TASK TO CARRY OUT. Return, verbatim and in full, the records that follow, but not their pictures.

--- DATA PROVIDED Enclosed Below ---

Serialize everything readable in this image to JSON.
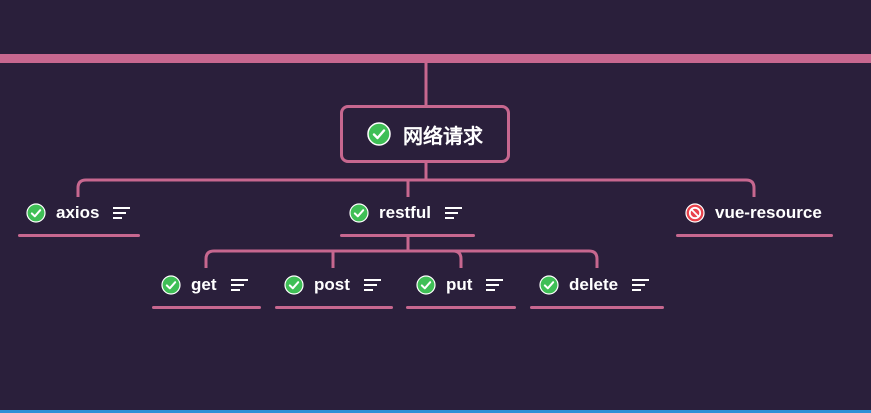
{
  "canvas": {
    "background": "#2a1f3b",
    "line_color": "#c7678f",
    "bottom_line_color": "#2f8fd6"
  },
  "mindmap": {
    "root": {
      "label": "网络请求",
      "status": "check-icon"
    },
    "nodes": {
      "axios": {
        "label": "axios",
        "status": "check-icon",
        "has_notes": true
      },
      "restful": {
        "label": "restful",
        "status": "check-icon",
        "has_notes": true
      },
      "vue_resource": {
        "label": "vue-resource",
        "status": "prohibited-icon",
        "has_notes": false
      },
      "get": {
        "label": "get",
        "status": "check-icon",
        "has_notes": true
      },
      "post": {
        "label": "post",
        "status": "check-icon",
        "has_notes": true
      },
      "put": {
        "label": "put",
        "status": "check-icon",
        "has_notes": true
      },
      "delete": {
        "label": "delete",
        "status": "check-icon",
        "has_notes": true
      }
    }
  }
}
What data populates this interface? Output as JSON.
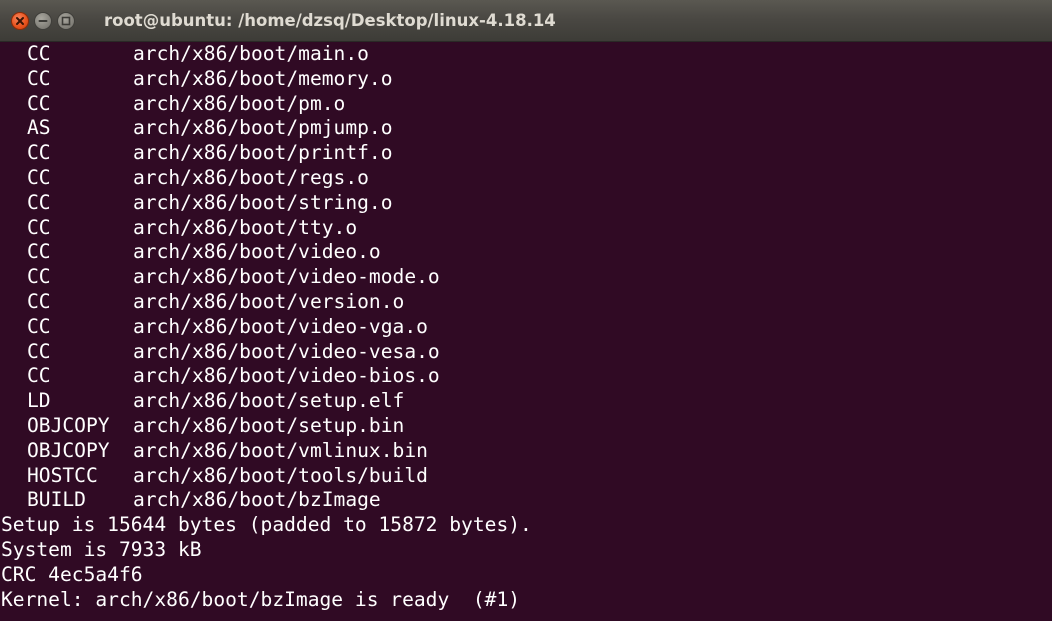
{
  "window": {
    "title": "root@ubuntu: /home/dzsq/Desktop/linux-4.18.14"
  },
  "colors": {
    "background": "#300a24",
    "text": "#ffffff",
    "titlebar": "#4a4843",
    "title_text": "#dfdbd2",
    "close_button": "#e9541f"
  },
  "terminal": {
    "build_lines": [
      {
        "cmd": "CC",
        "path": "arch/x86/boot/main.o"
      },
      {
        "cmd": "CC",
        "path": "arch/x86/boot/memory.o"
      },
      {
        "cmd": "CC",
        "path": "arch/x86/boot/pm.o"
      },
      {
        "cmd": "AS",
        "path": "arch/x86/boot/pmjump.o"
      },
      {
        "cmd": "CC",
        "path": "arch/x86/boot/printf.o"
      },
      {
        "cmd": "CC",
        "path": "arch/x86/boot/regs.o"
      },
      {
        "cmd": "CC",
        "path": "arch/x86/boot/string.o"
      },
      {
        "cmd": "CC",
        "path": "arch/x86/boot/tty.o"
      },
      {
        "cmd": "CC",
        "path": "arch/x86/boot/video.o"
      },
      {
        "cmd": "CC",
        "path": "arch/x86/boot/video-mode.o"
      },
      {
        "cmd": "CC",
        "path": "arch/x86/boot/version.o"
      },
      {
        "cmd": "CC",
        "path": "arch/x86/boot/video-vga.o"
      },
      {
        "cmd": "CC",
        "path": "arch/x86/boot/video-vesa.o"
      },
      {
        "cmd": "CC",
        "path": "arch/x86/boot/video-bios.o"
      },
      {
        "cmd": "LD",
        "path": "arch/x86/boot/setup.elf"
      },
      {
        "cmd": "OBJCOPY",
        "path": "arch/x86/boot/setup.bin"
      },
      {
        "cmd": "OBJCOPY",
        "path": "arch/x86/boot/vmlinux.bin"
      },
      {
        "cmd": "HOSTCC",
        "path": "arch/x86/boot/tools/build"
      },
      {
        "cmd": "BUILD",
        "path": "arch/x86/boot/bzImage"
      }
    ],
    "summary_lines": [
      "Setup is 15644 bytes (padded to 15872 bytes).",
      "System is 7933 kB",
      "CRC 4ec5a4f6",
      "Kernel: arch/x86/boot/bzImage is ready  (#1)"
    ]
  }
}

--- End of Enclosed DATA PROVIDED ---

TASK OUTPUT.
Serialize everything readable in this image to JSON.
{
  "canvas": {
    "background": "#2a1f3b",
    "line_color": "#c7678f",
    "bottom_line_color": "#2f8fd6"
  },
  "mindmap": {
    "root": {
      "label": "网络请求",
      "status": "check-icon"
    },
    "nodes": {
      "axios": {
        "label": "axios",
        "status": "check-icon",
        "has_notes": true
      },
      "restful": {
        "label": "restful",
        "status": "check-icon",
        "has_notes": true
      },
      "vue_resource": {
        "label": "vue-resource",
        "status": "prohibited-icon",
        "has_notes": false
      },
      "get": {
        "label": "get",
        "status": "check-icon",
        "has_notes": true
      },
      "post": {
        "label": "post",
        "status": "check-icon",
        "has_notes": true
      },
      "put": {
        "label": "put",
        "status": "check-icon",
        "has_notes": true
      },
      "delete": {
        "label": "delete",
        "status": "check-icon",
        "has_notes": true
      }
    }
  }
}
What data populates this interface? Output as JSON.
{
  "window": {
    "title": "root@ubuntu: /home/dzsq/Desktop/linux-4.18.14"
  },
  "colors": {
    "background": "#300a24",
    "text": "#ffffff",
    "titlebar": "#4a4843",
    "title_text": "#dfdbd2",
    "close_button": "#e9541f"
  },
  "terminal": {
    "build_lines": [
      {
        "cmd": "CC",
        "path": "arch/x86/boot/main.o"
      },
      {
        "cmd": "CC",
        "path": "arch/x86/boot/memory.o"
      },
      {
        "cmd": "CC",
        "path": "arch/x86/boot/pm.o"
      },
      {
        "cmd": "AS",
        "path": "arch/x86/boot/pmjump.o"
      },
      {
        "cmd": "CC",
        "path": "arch/x86/boot/printf.o"
      },
      {
        "cmd": "CC",
        "path": "arch/x86/boot/regs.o"
      },
      {
        "cmd": "CC",
        "path": "arch/x86/boot/string.o"
      },
      {
        "cmd": "CC",
        "path": "arch/x86/boot/tty.o"
      },
      {
        "cmd": "CC",
        "path": "arch/x86/boot/video.o"
      },
      {
        "cmd": "CC",
        "path": "arch/x86/boot/video-mode.o"
      },
      {
        "cmd": "CC",
        "path": "arch/x86/boot/version.o"
      },
      {
        "cmd": "CC",
        "path": "arch/x86/boot/video-vga.o"
      },
      {
        "cmd": "CC",
        "path": "arch/x86/boot/video-vesa.o"
      },
      {
        "cmd": "CC",
        "path": "arch/x86/boot/video-bios.o"
      },
      {
        "cmd": "LD",
        "path": "arch/x86/boot/setup.elf"
      },
      {
        "cmd": "OBJCOPY",
        "path": "arch/x86/boot/setup.bin"
      },
      {
        "cmd": "OBJCOPY",
        "path": "arch/x86/boot/vmlinux.bin"
      },
      {
        "cmd": "HOSTCC",
        "path": "arch/x86/boot/tools/build"
      },
      {
        "cmd": "BUILD",
        "path": "arch/x86/boot/bzImage"
      }
    ],
    "summary_lines": [
      "Setup is 15644 bytes (padded to 15872 bytes).",
      "System is 7933 kB",
      "CRC 4ec5a4f6",
      "Kernel: arch/x86/boot/bzImage is ready  (#1)"
    ]
  }
}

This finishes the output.